  • You should review the written agreements you have with your service providers.  If there are no written agreements with regard to investment advice, the odds are that you are not receiving investment advice. 


After reading the above, you should have a good idea of whether your service providers are rendering investment advice and sharing your fiduciary responsibilities.  If there is any doubt in your mind, come right out and ask: 

  • Are you providing investment advice to the plan, the Investment Committee and/or the plan participants? 
  • Do you acknowledge fiduciary status? 
  • If so, request and review copies of the agreements covering the advisory services. 
  • How are you compensated?  Provide written details. 


If you are receiving advice, the information in the second installment of this article will help you to benchmark them.  If you are not, you may want to consider the costs and potential benefits of working with an independent plan adviser.  Those topics are also covered in Part 2.  

Let’s try to sum this up:  Fiduciaries are held to a prudent expert standard under ERISA, and are accountable to participants for their actions.  Yet, many are relying upon their plan vendor “to do the right thing” on their behalf.  But generally they intentionally avoid fiduciary status.  

An independent plan adviser can help you to bridge the gap this situation creates.  They can serve as a co-fiduciary and help you to manage your plan to the prudent expert standard by which you will be judged if your plan is ever subject to examination or litigation.  The right independent plan adviser can help manage plan costs, improve the plan’s investment menu, help employees achieve better asset allocations, improve the participation and savings rates of your employees, reduce your risk exposure, and improve overall satisfaction with your plan.  

To be continued in Part 2, next month. 

Jim Phillips, President, and Patrick McGinn CFA, Vice President, Retirement Resources    

Patrick and Jim have over 50 years of combined investment and retirement plans experience.  Retirement Resources in a Registered Investment Advisor that helps employees retire with greater security, while helping employers manage workload, costs and fiduciary liability.    
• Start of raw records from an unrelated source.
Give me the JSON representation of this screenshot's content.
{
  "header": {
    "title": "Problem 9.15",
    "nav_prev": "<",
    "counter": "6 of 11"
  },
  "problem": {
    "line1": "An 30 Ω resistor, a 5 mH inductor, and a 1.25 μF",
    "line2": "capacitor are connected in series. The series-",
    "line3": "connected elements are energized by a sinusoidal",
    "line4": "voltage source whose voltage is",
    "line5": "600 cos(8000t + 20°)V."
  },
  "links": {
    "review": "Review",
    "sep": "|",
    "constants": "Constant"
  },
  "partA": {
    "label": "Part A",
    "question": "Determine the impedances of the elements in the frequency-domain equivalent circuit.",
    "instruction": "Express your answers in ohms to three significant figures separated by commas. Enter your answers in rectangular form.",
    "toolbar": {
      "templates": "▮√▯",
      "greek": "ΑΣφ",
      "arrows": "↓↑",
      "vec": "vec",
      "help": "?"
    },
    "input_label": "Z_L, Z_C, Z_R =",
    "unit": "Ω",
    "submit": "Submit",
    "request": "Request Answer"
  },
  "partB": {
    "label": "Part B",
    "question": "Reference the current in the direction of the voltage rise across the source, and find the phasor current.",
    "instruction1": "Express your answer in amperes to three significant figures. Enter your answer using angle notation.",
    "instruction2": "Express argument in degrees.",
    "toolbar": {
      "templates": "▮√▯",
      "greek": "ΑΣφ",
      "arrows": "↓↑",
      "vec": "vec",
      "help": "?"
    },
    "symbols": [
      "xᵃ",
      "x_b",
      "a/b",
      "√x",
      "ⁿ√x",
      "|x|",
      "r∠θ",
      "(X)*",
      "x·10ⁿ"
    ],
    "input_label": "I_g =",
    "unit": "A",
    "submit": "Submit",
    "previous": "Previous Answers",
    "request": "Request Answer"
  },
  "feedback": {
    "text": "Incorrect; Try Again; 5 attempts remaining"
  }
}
NOTE: This feature is to provide general information only, does not constitute legal advice, and cannot be used or substituted for legal or tax advice.